As well as our shop, there was also a one-stop type shop in our village. The people who owned the shop and my parents used to distribute basic supplies for free to old people and to single mothers and their children. They did this when ever they could, when ever it was safe to do so.

Things around us were getting more and more unstable and changing very rapidly.

More and more illegal paramilitary groups were forming on all sides. We didn’t know these people. They were not from our area, but their presence was unsettling. They were spreading fear and uncertainty amongst us all.

My parents warned us about these people. They told us that they were war profiteers. They told us not to speak to them, but if they ever asked us anything, we were to always pretend and say that we didn’t know much about anything, in-a-sense to act stupid and uneducated. They told us to always greet them cheerfully, never to antagonise them. We listened to our parents very carefully. I don’t think that my brother and I ever told my parents how scared we were though. We wanted them to be proud of us.

Amongst all of this crazy, the most amazing thing happened. My parents discovered that they were expecting a child. A baby! A baby that I could love and carry and look after.

We were all so happy! My parents were so happy; but I do remember my mum crying a lot one evening. She said that she was so worried whether this baby will be delivered safely. She was so worried about the world that she was bringing this new life into. She said that she wished she wasn’t pregnant. I cried with her too, but I kept saying to her that we will help her with the baby and that we will love the baby so much and that we will do what ever we can to make things easier for her.

On the 21st of November, 1991, our sister was born. Both our mother and our sister were perfectly healthy. Everything went perfectly and according to plan.

I was fourteen years old and my brother was almost twelve. Our sister was the best thing to ever happen to us, in the most uncertain of times. She was this perfect baby. She brought so much happiness into our home. Our home was no longer this quiet and sombre home that it became; our home was filled with cooing noises and love for this new life. We had no access to disposable nappies; the only nappies that we could find for her were muslin or terry nappies. This would have been absolutely fine during any other season, apart from winter! We had to rinse them, boil them, rinse them again and then hang them outside. I swear my fingers got stuck to the washing line a few times; it was freezing!
For the next few months, we had many, many visitors! My mother and our sister were given so many lovely presents. They were all homemade presents brought to her from so many different people, from our multicultural neighbours, despite the imminent war that would soon geographically divide us.

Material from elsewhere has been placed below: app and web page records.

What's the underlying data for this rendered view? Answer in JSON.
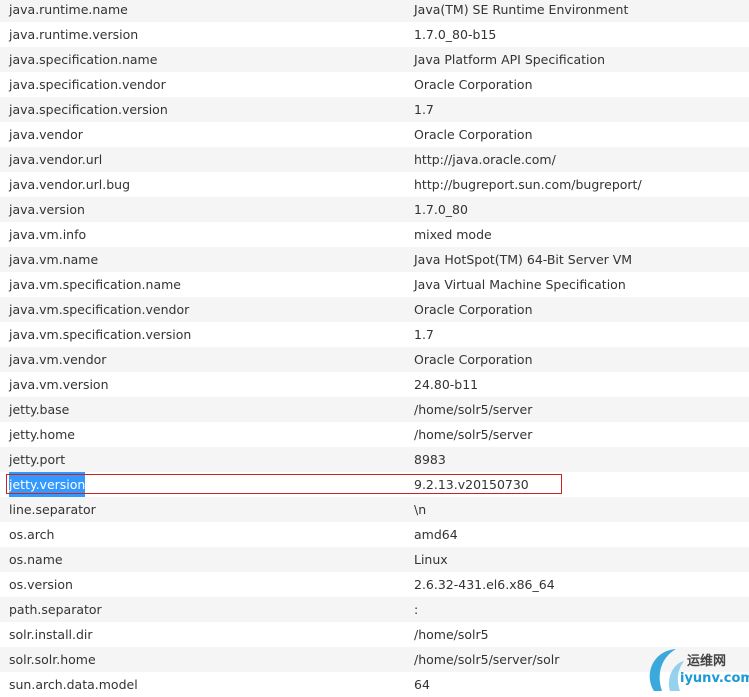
{
  "properties": [
    {
      "key": "java.runtime.name",
      "value": "Java(TM) SE Runtime Environment"
    },
    {
      "key": "java.runtime.version",
      "value": "1.7.0_80-b15"
    },
    {
      "key": "java.specification.name",
      "value": "Java Platform API Specification"
    },
    {
      "key": "java.specification.vendor",
      "value": "Oracle Corporation"
    },
    {
      "key": "java.specification.version",
      "value": "1.7"
    },
    {
      "key": "java.vendor",
      "value": "Oracle Corporation"
    },
    {
      "key": "java.vendor.url",
      "value": "http://java.oracle.com/"
    },
    {
      "key": "java.vendor.url.bug",
      "value": "http://bugreport.sun.com/bugreport/"
    },
    {
      "key": "java.version",
      "value": "1.7.0_80"
    },
    {
      "key": "java.vm.info",
      "value": "mixed mode"
    },
    {
      "key": "java.vm.name",
      "value": "Java HotSpot(TM) 64-Bit Server VM"
    },
    {
      "key": "java.vm.specification.name",
      "value": "Java Virtual Machine Specification"
    },
    {
      "key": "java.vm.specification.vendor",
      "value": "Oracle Corporation"
    },
    {
      "key": "java.vm.specification.version",
      "value": "1.7"
    },
    {
      "key": "java.vm.vendor",
      "value": "Oracle Corporation"
    },
    {
      "key": "java.vm.version",
      "value": "24.80-b11"
    },
    {
      "key": "jetty.base",
      "value": "/home/solr5/server"
    },
    {
      "key": "jetty.home",
      "value": "/home/solr5/server"
    },
    {
      "key": "jetty.port",
      "value": "8983"
    },
    {
      "key": "jetty.version",
      "value": "9.2.13.v20150730"
    },
    {
      "key": "line.separator",
      "value": "\\n"
    },
    {
      "key": "os.arch",
      "value": "amd64"
    },
    {
      "key": "os.name",
      "value": "Linux"
    },
    {
      "key": "os.version",
      "value": "2.6.32-431.el6.x86_64"
    },
    {
      "key": "path.separator",
      "value": ":"
    },
    {
      "key": "solr.install.dir",
      "value": "/home/solr5"
    },
    {
      "key": "solr.solr.home",
      "value": "/home/solr5/server/solr"
    },
    {
      "key": "sun.arch.data.model",
      "value": "64"
    }
  ],
  "highlighted_key": "jetty.version",
  "colors": {
    "selection": "#3399ff",
    "highlight_border": "#cc2222",
    "stripe": "#f5f5f5",
    "watermark_blue": "#1a9ad6"
  },
  "watermark": {
    "line1": "运维网",
    "line2": "iyunv.com"
  }
}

They made blankets, knitted clothes and woolly accessories for my sister. They kept bringing my mum cooked meals, so that she can rest as much as possible. My mum was breastfeeding my sister, these kind people wanted to make sure that both my mum & her baby were well nourished. This was such a humbling experience for us. So much kindness and effort went into helping us. These people didn’t have much, but they shared with us what they could.

A continuous celebration of new life in our home was such an uplifting experience to observe. She made us all so happy!

My sister’s birth was this amazing break that we all desperately needed. So much good came out of her birth. So much kindness. She was one guaranteed happiness in our lives. She was so quiet and slept so well. It was as though she knew that she shouldn’t cry at night. Especially during the nights when we had no power; when the only light we had was a single candle.

Soon enough, it was spring again.

Out of all seasons, I absolutely loved spring and summer, year in year out. No matter what was going on around us, new life would begin and flourish all around us, over and over again. This indeed gave me hope over and over again.